Copy link to this message
-
Re: HBase (BigTable) many to many with students and courses

On May 29, 2012, at 1:24 PM, Em wrote:

>> But you're trading time & space at write time for extremely fast
>> speeds at write time.
> You ment "extremely fast speeds at read time", don't you?

Ha, yes, thanks. That's what I meant.

> However this means that Sheldon has to do at least two requests to fetch
> his latest tweets.
> First: Get the latest columns (aka tweets) of his row and second do a
> multiget to fetch their content. Okay, that's more than one request but
> you get what I mean. Am I right?

Yup, unless you denormalize the tweet bodies as well--then you just read the current user's record and you have everything you need (with the downside of massive data duplication).

> Although I got this little overhead here, does read perform at low
> latency in a large scale environment? I think that a RDMBS has to do
> something equal, doesn't it?

Yes, but the relational DB has it all on one node, whereas in a distributed database, it's as many RPC calls as you have nodes, or something on the order of that (see Nicolas's explanation, which is better than mine).

The key difference is that that read access time for HBase is still constant when you have PB of data (whereas with a PB of data, the relational DB has long since fallen over). The underlying reason for that is that HBase basically took the top level of the seek operation (which is a fast memory access into the top node of a B+ tree, if you're talking about an RDBMS on one machine) and made it a cross machine lookup ("which server would have this data?"). So it's fundamentally a lot slower than an RDBMS, but still constant w/r/t your overall data size. If you remember your algorithms class, constant factors fall out when N gets larger, and you only care about the big O. :)

> Maybe it makes sense to have a desing of a key so that all the  relevant
> tweets for a user are placed at the same region?

Again, that works in a denormalized sense, where you lead each row key with the current user (the tweet recipient) and copy the tweets there. If you are saying that you'd somehow find a magic formula so that people who follow each other happen to be on the same region server, you can forget it. Facebook and Twitter have tried partitioning schemes like that for their social graph data, and found there's no magic boundaries, even countries. (I know, citation needed, and I can't find it just now, but I'm sure I read that somewhere. :) But it makes sense; I can follow anybody, anybody can follow me, so on average my followers and followees would be randomly sprayed across all region servers.
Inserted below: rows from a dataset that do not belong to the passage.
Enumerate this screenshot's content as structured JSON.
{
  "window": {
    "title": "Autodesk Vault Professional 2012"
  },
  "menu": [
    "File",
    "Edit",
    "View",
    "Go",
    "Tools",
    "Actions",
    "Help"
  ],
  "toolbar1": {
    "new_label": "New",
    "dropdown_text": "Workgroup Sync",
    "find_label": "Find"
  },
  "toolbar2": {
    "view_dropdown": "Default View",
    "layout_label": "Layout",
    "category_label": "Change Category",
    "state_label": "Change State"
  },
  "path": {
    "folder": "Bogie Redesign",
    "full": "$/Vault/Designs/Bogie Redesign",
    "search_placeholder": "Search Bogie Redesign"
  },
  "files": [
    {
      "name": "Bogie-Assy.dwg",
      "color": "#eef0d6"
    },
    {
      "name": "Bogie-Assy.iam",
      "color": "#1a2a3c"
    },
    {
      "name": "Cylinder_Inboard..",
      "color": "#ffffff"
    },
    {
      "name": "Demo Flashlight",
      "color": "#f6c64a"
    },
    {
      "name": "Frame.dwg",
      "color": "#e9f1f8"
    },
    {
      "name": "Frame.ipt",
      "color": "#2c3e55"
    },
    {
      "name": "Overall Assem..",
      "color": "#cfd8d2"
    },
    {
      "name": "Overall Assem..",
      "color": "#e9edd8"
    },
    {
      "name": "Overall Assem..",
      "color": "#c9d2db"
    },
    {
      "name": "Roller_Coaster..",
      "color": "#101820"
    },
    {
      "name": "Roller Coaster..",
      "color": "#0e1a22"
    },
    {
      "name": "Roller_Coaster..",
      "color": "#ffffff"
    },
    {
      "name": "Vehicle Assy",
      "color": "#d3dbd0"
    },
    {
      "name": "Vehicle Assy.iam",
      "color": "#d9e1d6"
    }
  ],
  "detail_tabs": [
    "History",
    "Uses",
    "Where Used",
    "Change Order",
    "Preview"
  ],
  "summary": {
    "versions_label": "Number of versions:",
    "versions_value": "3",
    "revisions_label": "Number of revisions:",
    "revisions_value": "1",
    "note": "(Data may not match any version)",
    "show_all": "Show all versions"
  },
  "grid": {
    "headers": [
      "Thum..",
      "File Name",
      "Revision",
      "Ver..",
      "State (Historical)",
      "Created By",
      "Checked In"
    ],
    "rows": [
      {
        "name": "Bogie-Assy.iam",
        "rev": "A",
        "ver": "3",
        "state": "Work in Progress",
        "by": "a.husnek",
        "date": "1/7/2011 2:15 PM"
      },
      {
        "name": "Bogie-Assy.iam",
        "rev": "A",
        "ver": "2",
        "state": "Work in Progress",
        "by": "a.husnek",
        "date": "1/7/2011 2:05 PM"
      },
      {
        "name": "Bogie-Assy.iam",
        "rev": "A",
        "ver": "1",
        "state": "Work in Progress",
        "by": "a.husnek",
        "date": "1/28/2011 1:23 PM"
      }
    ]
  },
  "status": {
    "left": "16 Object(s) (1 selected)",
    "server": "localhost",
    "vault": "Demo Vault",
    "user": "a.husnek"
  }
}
I either denormalize stuff (so my row contains everything I need) or I commit to doing GETs to all other region servers when I need that data. And if I really need it to be low latency, it's not a winning bet to have every read spray across a lot of servers like that. (That's just my opinion, perhaps I'm wrong about that.)

> Maybe one better does a tall-schema, since row-locking can impact
> performance a lot for people who follow a lot of other persons but
> that's not the topic here.

Yes, very true. We also haven't broached the subject of how long writes would take if you denormalize, and whether they should be asynchronous (for everyone, or just for the Wil Wheatons). If you put all of my incoming tweets into a single row for me, that's potentially lock-wait city. Twitter has a follow limit, maybe that's why. :)

Ian
NEW: Monitor These Apps!
elasticsearch, apache solr, apache hbase, hadoop, redis, casssandra, amazon cloudwatch, mysql, memcached, apache kafka, apache zookeeper, apache storm, ubuntu, centOS, red hat, debian, puppet labs, java, senseiDB